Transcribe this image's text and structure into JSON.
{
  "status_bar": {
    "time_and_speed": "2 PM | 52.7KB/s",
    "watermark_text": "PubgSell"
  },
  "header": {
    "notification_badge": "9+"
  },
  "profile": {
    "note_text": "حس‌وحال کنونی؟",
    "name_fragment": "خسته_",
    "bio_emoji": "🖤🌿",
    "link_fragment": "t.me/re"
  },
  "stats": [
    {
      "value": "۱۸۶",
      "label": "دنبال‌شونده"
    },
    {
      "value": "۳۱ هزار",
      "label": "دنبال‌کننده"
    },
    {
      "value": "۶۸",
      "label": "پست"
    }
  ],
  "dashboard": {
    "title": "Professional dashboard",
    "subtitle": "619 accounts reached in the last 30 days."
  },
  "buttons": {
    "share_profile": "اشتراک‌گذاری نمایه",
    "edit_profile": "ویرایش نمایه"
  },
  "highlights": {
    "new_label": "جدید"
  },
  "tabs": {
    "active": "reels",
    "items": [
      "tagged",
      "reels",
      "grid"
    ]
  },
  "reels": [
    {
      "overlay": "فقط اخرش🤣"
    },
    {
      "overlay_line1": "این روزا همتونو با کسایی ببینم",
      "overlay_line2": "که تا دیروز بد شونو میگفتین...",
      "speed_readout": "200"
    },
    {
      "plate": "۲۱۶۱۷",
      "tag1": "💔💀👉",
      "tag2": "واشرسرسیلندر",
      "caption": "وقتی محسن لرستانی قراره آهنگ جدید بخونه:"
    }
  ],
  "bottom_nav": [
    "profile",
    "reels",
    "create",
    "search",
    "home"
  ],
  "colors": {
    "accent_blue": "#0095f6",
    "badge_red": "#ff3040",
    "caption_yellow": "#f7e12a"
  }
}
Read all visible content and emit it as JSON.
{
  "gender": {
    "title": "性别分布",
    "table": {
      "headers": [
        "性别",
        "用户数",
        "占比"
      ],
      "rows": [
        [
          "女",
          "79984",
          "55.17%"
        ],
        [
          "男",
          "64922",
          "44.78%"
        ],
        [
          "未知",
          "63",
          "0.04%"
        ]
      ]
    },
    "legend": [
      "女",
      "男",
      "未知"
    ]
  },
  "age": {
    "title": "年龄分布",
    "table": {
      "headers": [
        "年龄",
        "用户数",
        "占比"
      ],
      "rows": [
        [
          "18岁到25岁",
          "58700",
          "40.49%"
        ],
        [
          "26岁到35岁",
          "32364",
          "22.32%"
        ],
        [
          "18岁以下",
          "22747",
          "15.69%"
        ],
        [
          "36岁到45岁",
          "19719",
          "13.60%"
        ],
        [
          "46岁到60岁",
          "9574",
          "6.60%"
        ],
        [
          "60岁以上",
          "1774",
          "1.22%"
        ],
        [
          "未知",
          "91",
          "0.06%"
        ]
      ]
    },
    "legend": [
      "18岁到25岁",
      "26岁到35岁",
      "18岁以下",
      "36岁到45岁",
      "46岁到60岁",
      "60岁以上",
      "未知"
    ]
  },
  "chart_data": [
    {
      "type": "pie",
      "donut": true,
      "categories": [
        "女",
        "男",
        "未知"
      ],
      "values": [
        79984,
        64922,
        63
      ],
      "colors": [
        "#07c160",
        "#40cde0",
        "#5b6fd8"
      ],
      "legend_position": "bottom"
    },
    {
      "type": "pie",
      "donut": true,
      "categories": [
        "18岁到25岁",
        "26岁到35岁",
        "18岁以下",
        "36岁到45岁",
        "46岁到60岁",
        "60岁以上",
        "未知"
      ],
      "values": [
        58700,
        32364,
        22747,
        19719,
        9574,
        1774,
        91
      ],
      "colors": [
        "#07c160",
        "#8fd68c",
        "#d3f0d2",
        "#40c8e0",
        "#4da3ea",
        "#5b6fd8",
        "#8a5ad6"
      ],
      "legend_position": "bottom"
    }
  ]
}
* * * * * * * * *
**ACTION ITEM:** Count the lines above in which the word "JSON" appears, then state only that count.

**ANSWER AREA:** 2